In South Africa, there are several different types of marriage contracts available to couples. People can get married in terms of a civil marriage, civil union, customary marriage or religious marriage. Each type of marriage has its own set of rules and regulations, which can affect the legal rights and responsibilities of both spouses. In this blog post, we will explore the different types of marriages in South Africa.

Religious Marriage

These marriages are entered into between two people of the same faith/religion. These marriages are not recognised under South African law, but spouses in a religious marriage are afforded protection in certain instances. These instances include:

  • Upon the death of a spouse, the surviving spouse may approach Court for a maintenance order against the deceased spouse’s estate;
  • Should a spouse die without a will, the surviving spouse may still inheret in terms of the laws of intestate succession;
  • Spouses are still afforded protection against domestic violence.

These marriages are treated as a marriage out of community of property without the accrual system, as elaborated on below.

Customary Marriage

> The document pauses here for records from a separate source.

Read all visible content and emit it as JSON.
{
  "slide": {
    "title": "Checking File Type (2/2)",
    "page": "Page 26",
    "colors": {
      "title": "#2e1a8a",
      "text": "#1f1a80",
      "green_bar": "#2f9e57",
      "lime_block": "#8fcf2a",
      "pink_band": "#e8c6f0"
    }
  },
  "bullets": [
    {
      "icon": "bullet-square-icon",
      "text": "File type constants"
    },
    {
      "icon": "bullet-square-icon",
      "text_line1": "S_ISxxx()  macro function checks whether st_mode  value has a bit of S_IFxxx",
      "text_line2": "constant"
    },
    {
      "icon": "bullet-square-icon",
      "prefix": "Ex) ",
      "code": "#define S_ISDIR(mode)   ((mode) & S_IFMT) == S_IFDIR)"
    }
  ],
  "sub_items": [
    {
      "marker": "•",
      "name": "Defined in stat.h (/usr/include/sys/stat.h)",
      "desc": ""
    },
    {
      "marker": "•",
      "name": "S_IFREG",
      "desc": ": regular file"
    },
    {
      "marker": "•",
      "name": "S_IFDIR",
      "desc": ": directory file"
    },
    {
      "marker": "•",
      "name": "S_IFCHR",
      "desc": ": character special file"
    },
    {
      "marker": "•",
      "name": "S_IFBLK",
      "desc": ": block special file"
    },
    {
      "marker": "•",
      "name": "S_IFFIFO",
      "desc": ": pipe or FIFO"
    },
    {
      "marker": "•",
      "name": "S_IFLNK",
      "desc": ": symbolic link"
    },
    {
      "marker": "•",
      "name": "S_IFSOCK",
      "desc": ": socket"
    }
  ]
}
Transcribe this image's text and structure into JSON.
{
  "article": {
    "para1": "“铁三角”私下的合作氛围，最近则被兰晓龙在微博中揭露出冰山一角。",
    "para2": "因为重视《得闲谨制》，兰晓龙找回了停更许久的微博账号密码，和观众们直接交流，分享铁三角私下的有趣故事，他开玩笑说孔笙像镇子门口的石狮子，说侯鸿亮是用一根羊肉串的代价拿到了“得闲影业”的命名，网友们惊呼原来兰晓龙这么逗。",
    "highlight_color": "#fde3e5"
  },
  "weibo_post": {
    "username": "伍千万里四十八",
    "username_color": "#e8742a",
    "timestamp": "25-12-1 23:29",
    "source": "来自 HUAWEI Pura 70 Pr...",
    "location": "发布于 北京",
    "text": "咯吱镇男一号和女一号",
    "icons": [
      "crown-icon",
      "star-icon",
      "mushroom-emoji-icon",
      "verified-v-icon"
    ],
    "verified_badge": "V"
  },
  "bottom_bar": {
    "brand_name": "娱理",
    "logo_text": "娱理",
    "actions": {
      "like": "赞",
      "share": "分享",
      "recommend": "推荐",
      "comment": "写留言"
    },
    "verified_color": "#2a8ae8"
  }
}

A customary marriage is a union between people that is negotiated and celebrated according to the customs and traditions of their culture. This type of marriage contract is recognised under the Recognition of Customary Marriages Act, which was passed in 1998. Under this act, a customary marriage will receive full legal protection and can be monogomous or polygamous.

In terms of property, a customary marriage is automatically considered to be a joint estate or “in community of property”, unless otherwise stipulated in an antenuptial contract. This means that all property and assets acquired during the course of the marriage belong equally to both spouses. However, it is important to note that this type of marriage does not automatically entitle either spouse to inherit from the other in the event of death.

In a polygamous marriage, the husband must apply to Court for permission to enter into such a marriage and the Court will require a written contract to be provided which states how the property in the marriages will be regulated in order to protect the property interests of existing and prospective spouses.

Civil Marriage 

A civil marriage is a union between a man and a woman. This type of marriage contract is recognised under the Marriage Act, which was passed in 1961. A civil marriage can be conducted by a magistrate, a minister of religion or a person licensed to perform marriages.

A civil marriage will automatically be in community of property, unless an antenuptial contract is entered into between the parties.

When an antenuptial contract is entered into, the marriage is considered to be out of community of property. An antenuptial contract is a legal agreement that two individuals enter into before they get married. This type of contract outlines how the couple’s assets will be divided in the event of a divorce. The contract can be tailored to suit the specific needs of the couple and can include provisions such as the division of property and spousal support.

An antenuptial contract can be either with accrual or without accrual. In a contract with accrual, both spouses agree to keep their assets separate during the course of the marriage. However, in the event of a divorce, the increase in the value of the spouse’s assets will be divided equally between them. In a contract without accrual, each spouse’s assets remain separate throughout the course of the marriage, and in the event of a divorce, each spouse keeps their own assets and property.

Civil Union

A civil union is entered into between two persons and may include persons of the same sex. These unions are also automatically considered to be in community f property, unless otherwise stipulated in terms of an antenuptial contract.

Universal partnerships

A universal partnership is not a form of marriage, but constitutes a legal agreement between two people who live together in a permanent, intimate relationship but who remain unmarried. This type of contract is recognised under South African law and provides the couple with many of the same legal rights and protections as a married couple.

Under a universal partnership contract, both partners share equally in the assets and liabilities of the partnership. This means that any property or assets acquired during the course of the partnership belong equally to both partners. In the event of a separation, the partners are entitled to an equal share of the assets. It is important to note that a universal partnership is specifically defined and would need to be proven, should one of the parties wish to claim the existence of such an arrangement. 

Notarial services from Pagel Schulenburg

We know how important it is to plan and decide on a marital regime before getting married. An antenuptial contract provides legal protection to the couple and determines their rights and responsibilities in the event of a divorce or separation. Before getting married, it is important for couples to consult with a legal professional to determine which type of marriage best suits their needs and how an antenuptial contract can protect them. Our notary has extensive experience in dealing with these matters sensitively and compassionately and will advise you before you start your married life.

Do you need assistance determining which marriage contract suits you best?

When planning a wedding, it is important to understand the different legal contracts and what they mean for you and your partner. We can help you with your decision. Email for assistance.